We are both proud that Knight Foundation has been among the committee’s strongest supporters. We expect your Knight Litigation Fund will be a permanent battlement from which to defend the First Amendment.
We accept this award at a time of transition from media we have known, to new media that is at once powerfully democratic and a tool of science fiction-like thought control.
We accept this 2016 Freedom of the Press Award at a moment when the law of First Amendment in the digital age is far from settled. As our lives move into cyberspace, how will our freedoms move with them? As interpretations of the First Amendment evolve, who will fight for a broad definition of free expression in the tradition of American newspapers?
Half the leading newspaper editors responding to a recent poll said the industry was no longer prepared to play its historic role of First Amendment defender. Companies that traditionally stood up for free press are stressed, and new media companies are apparently still figuring out whether this is their fight.
We believe what Jack Knight wrote more than 40 years ago, that, “We cannot free the minds of men, if at the same time we accept limitations upon free speech or the right to express our opinions through the printed word or electronic media. The American press must resist with all the strength it can muster any governmental or other restrictive measures designed to negate or dilute our individual freedom….”
In that spirit, Knight Foundation and Columbia University have agreed to partner, as Lee Bollinger mentioned in the video, to form the Knight First Amendment Institute at Columbia University.
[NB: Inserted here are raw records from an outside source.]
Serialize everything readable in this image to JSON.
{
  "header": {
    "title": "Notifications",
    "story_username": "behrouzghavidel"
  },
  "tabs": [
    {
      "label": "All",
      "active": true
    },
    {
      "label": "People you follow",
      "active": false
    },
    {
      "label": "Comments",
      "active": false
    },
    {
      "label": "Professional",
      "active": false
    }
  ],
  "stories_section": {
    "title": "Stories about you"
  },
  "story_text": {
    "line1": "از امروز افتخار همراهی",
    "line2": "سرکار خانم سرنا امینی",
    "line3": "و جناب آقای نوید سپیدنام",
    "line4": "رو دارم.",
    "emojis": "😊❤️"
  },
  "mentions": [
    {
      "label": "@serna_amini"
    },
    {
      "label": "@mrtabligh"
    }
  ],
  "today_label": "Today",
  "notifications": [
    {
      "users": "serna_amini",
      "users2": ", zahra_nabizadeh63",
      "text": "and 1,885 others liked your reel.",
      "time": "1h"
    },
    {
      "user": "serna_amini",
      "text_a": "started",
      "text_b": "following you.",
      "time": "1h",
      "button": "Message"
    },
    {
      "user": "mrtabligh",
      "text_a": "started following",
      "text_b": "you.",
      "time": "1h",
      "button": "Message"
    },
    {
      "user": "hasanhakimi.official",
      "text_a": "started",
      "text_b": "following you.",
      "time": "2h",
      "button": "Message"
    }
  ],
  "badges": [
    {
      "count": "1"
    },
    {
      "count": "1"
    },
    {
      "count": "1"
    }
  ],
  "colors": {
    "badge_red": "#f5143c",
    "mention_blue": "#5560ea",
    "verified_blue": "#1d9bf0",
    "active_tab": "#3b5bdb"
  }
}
It is a $60 million commitment to free speech in the digital age, funded half by Knight and matched by Columbia, intended to permanently support free speech while constantly evolving to stay relevant with the times and with technology.
Lee Bollinger is a noted First Amendment scholar. Under Lee, Columbia brings unique ability to unite world-class law, journalism and engineering expertise.
Challenges to free expression go well beyond those making news at the moment, like political promises to toughen libel laws, or a presidential administration that has widened surveillance powers and turned down record numbers of Freedom of Information Act requests. They extend to the algorithms and curation by private technology companies that increasingly determine the news we see and don’t see, what we know and think we know, and international court rulings supporting the so-called “right to be forgotten” and straight-up political censorship.
We believe it’s critical that a financially independent, institutionally powerful advocate stand up to maintain, at least in this country, the gold standard of free expression. The Knight Institute at Columbia will champion free expression through domestic litigation, research and scholarship with the goal of producing significant legal victories and informing discourse, scholarship and debate on free expression.
The institute’s board will include the deans of the law and journalism schools and our co-honoree, Eve Burton. We have begun the search for an executive director, who will report directly to President Bollinger. I am delighted to tell you that Ford and Hewlett foundations have already agreed to support the institute. Our family grows.
Eric and I aren’t the type to wring our hands and lament that the world has changed, or that power seeks greater and greater control of information. Power and change have always been there. We accept the challenge.
But the truth is that we don’t yet fully understand the implications of our lives in digital, or know the way future generations will interpret the First Amendment. So our vision is that the Knight Institute, devoted to principle and able to evolve with technology, will effectively advocate in favor of the right to know and the right to tell, for freedom in a future we can’t yet imagine, and against the enemies of free expression, who want the power of control.
Free speech, free press as befits a free people.
Thank you very much.